**DATA RECORDS**:

▼▼▼

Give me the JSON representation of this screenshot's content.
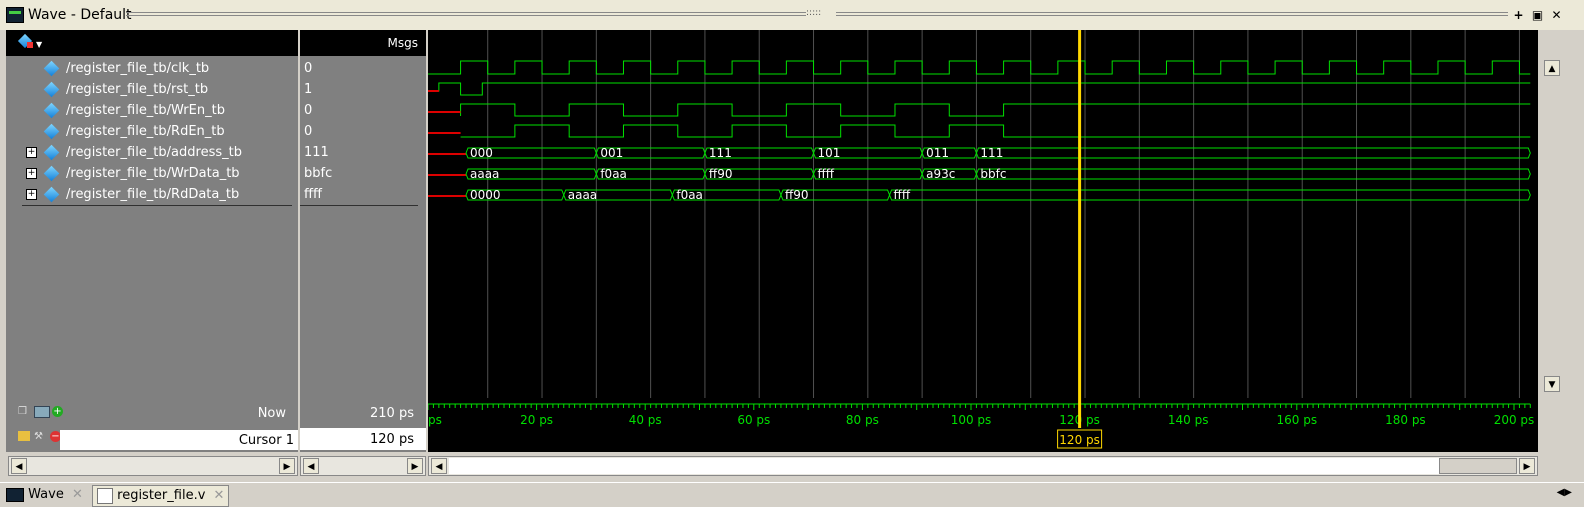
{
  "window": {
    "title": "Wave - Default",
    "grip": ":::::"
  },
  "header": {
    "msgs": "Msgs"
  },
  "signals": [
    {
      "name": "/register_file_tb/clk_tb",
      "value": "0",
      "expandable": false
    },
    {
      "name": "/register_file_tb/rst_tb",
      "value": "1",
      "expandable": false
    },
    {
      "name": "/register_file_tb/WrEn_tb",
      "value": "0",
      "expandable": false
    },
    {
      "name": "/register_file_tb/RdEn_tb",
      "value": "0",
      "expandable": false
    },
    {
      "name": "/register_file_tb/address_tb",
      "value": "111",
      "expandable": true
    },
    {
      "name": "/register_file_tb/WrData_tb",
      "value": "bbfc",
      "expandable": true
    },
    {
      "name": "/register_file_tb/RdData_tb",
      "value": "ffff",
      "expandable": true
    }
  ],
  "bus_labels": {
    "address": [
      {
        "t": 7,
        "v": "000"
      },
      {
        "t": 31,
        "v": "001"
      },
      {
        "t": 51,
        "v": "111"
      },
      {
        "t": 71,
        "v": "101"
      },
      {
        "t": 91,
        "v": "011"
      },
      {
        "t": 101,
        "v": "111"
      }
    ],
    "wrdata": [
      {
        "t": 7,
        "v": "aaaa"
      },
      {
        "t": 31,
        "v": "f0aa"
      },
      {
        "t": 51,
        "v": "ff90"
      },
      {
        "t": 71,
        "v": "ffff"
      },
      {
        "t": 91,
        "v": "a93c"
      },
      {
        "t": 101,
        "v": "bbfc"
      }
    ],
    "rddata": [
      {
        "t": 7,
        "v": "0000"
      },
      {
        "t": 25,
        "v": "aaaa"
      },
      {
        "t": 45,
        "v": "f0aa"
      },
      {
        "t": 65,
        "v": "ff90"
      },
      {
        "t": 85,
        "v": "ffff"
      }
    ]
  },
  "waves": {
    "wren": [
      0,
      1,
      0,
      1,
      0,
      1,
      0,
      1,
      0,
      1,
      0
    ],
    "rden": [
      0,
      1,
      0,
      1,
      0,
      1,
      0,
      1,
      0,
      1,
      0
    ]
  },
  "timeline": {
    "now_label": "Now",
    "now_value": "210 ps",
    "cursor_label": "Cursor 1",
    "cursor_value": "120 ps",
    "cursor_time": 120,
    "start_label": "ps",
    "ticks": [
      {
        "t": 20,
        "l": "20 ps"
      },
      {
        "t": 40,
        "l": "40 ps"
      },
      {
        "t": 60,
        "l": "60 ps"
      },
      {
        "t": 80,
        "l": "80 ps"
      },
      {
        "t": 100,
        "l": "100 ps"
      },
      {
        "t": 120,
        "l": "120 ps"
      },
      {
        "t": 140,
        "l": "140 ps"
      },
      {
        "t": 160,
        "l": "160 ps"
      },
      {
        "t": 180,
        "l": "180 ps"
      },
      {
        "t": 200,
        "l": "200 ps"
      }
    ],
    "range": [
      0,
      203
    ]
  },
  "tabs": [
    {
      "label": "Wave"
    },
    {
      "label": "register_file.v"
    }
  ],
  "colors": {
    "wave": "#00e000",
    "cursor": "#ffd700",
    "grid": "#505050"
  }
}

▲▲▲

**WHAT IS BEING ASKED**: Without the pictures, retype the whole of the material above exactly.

**RESULT OF THIS EXERCISE**:
Give me the JSON representation of this screenshot's content.
{
  "window": {
    "title": "Wave - Default",
    "grip": ":::::"
  },
  "header": {
    "msgs": "Msgs"
  },
  "signals": [
    {
      "name": "/register_file_tb/clk_tb",
      "value": "0",
      "expandable": false
    },
    {
      "name": "/register_file_tb/rst_tb",
      "value": "1",
      "expandable": false
    },
    {
      "name": "/register_file_tb/WrEn_tb",
      "value": "0",
      "expandable": false
    },
    {
      "name": "/register_file_tb/RdEn_tb",
      "value": "0",
      "expandable": false
    },
    {
      "name": "/register_file_tb/address_tb",
      "value": "111",
      "expandable": true
    },
    {
      "name": "/register_file_tb/WrData_tb",
      "value": "bbfc",
      "expandable": true
    },
    {
      "name": "/register_file_tb/RdData_tb",
      "value": "ffff",
      "expandable": true
    }
  ],
  "bus_labels": {
    "address": [
      {
        "t": 7,
        "v": "000"
      },
      {
        "t": 31,
        "v": "001"
      },
      {
        "t": 51,
        "v": "111"
      },
      {
        "t": 71,
        "v": "101"
      },
      {
        "t": 91,
        "v": "011"
      },
      {
        "t": 101,
        "v": "111"
      }
    ],
    "wrdata": [
      {
        "t": 7,
        "v": "aaaa"
      },
      {
        "t": 31,
        "v": "f0aa"
      },
      {
        "t": 51,
        "v": "ff90"
      },
      {
        "t": 71,
        "v": "ffff"
      },
      {
        "t": 91,
        "v": "a93c"
      },
      {
        "t": 101,
        "v": "bbfc"
      }
    ],
    "rddata": [
      {
        "t": 7,
        "v": "0000"
      },
      {
        "t": 25,
        "v": "aaaa"
      },
      {
        "t": 45,
        "v": "f0aa"
      },
      {
        "t": 65,
        "v": "ff90"
      },
      {
        "t": 85,
        "v": "ffff"
      }
    ]
  },
  "waves": {
    "wren": [
      0,
      1,
      0,
      1,
      0,
      1,
      0,
      1,
      0,
      1,
      0
    ],
    "rden": [
      0,
      1,
      0,
      1,
      0,
      1,
      0,
      1,
      0,
      1,
      0
    ]
  },
  "timeline": {
    "now_label": "Now",
    "now_value": "210 ps",
    "cursor_label": "Cursor 1",
    "cursor_value": "120 ps",
    "cursor_time": 120,
    "start_label": "ps",
    "ticks": [
      {
        "t": 20,
        "l": "20 ps"
      },
      {
        "t": 40,
        "l": "40 ps"
      },
      {
        "t": 60,
        "l": "60 ps"
      },
      {
        "t": 80,
        "l": "80 ps"
      },
      {
        "t": 100,
        "l": "100 ps"
      },
      {
        "t": 120,
        "l": "120 ps"
      },
      {
        "t": 140,
        "l": "140 ps"
      },
      {
        "t": 160,
        "l": "160 ps"
      },
      {
        "t": 180,
        "l": "180 ps"
      },
      {
        "t": 200,
        "l": "200 ps"
      }
    ],
    "range": [
      0,
      203
    ]
  },
  "tabs": [
    {
      "label": "Wave"
    },
    {
      "label": "register_file.v"
    }
  ],
  "colors": {
    "wave": "#00e000",
    "cursor": "#ffd700",
    "grid": "#505050"
  }
}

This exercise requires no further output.